» **EXERCISE**
If a line of the records contains the word "过剩危机", list it.

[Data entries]
- - - -
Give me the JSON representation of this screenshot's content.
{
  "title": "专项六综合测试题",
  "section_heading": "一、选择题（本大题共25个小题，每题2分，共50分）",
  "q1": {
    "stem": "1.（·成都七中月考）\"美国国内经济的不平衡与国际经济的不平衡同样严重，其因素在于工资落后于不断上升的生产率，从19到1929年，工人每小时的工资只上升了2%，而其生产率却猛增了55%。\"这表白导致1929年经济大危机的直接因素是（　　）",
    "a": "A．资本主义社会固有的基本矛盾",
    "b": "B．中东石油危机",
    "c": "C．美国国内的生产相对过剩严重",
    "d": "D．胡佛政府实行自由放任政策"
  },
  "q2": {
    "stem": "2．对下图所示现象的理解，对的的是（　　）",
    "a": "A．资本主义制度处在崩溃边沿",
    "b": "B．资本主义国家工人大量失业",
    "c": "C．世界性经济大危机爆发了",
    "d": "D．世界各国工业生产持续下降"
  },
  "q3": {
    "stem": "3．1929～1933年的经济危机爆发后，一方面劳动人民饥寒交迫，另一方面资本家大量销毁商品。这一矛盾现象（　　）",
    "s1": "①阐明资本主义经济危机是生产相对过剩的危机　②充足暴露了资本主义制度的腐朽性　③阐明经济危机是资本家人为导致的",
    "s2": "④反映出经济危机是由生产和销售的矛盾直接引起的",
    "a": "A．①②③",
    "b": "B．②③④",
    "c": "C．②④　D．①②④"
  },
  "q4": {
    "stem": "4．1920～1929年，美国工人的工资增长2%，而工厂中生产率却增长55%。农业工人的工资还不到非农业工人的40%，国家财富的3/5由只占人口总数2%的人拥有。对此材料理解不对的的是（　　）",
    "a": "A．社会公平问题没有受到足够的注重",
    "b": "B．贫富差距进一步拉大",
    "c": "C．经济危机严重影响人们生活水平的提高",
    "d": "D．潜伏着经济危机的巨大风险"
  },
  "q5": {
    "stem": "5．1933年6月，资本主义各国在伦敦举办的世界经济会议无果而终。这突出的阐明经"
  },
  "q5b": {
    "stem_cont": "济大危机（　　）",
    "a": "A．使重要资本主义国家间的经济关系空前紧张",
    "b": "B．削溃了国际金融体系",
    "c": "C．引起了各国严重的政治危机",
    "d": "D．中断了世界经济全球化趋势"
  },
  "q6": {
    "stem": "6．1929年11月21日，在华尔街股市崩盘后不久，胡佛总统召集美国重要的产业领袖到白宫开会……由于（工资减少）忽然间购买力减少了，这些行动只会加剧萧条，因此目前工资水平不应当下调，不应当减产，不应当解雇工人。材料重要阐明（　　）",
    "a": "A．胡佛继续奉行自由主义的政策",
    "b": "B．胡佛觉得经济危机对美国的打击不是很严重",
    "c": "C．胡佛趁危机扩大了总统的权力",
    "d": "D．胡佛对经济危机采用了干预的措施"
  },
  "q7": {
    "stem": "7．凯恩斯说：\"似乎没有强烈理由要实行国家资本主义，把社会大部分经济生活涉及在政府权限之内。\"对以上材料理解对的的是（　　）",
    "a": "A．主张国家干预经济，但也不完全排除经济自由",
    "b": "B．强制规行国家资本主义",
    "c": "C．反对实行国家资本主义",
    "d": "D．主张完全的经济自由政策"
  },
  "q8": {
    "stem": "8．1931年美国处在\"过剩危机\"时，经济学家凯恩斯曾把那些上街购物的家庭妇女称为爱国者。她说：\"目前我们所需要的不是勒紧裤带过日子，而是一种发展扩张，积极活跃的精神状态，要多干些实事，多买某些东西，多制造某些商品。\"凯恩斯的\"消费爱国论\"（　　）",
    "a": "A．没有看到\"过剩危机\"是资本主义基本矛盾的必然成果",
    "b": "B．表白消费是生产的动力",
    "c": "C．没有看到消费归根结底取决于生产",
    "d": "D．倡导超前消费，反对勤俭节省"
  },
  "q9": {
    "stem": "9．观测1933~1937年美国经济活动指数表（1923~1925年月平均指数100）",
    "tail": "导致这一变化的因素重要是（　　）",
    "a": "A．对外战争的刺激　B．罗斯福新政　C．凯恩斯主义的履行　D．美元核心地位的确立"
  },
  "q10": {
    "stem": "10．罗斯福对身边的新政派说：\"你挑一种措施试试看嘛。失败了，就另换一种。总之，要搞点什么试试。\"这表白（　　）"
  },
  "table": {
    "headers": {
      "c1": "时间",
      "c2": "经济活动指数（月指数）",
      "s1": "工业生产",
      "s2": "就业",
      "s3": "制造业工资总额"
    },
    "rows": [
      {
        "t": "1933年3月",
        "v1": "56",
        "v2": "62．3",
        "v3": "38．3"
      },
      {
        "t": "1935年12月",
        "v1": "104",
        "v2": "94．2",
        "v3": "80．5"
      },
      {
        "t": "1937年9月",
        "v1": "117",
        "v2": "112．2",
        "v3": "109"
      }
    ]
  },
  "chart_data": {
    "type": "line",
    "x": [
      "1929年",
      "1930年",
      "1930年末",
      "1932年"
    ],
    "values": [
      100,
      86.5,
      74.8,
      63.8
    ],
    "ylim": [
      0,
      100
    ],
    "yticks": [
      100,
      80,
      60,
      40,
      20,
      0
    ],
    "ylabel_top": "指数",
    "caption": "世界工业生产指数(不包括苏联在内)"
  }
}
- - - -
» **FINISHED TASK**
    "stem": "8．1931年美国处在\"过剩危机\"时，经济学家凯恩斯曾把那些上街购物的家庭妇女称为爱国者。她说：\"目前我们所需要的不是勒紧裤带过日子，而是一种发展扩张，积极活跃的精神状态，要多干些实事，多买某些东西，多制造某些商品。\"凯恩斯的\"消费爱国论\"（　　）",
    "a": "A．没有看到\"过剩危机\"是资本主义基本矛盾的必然成果",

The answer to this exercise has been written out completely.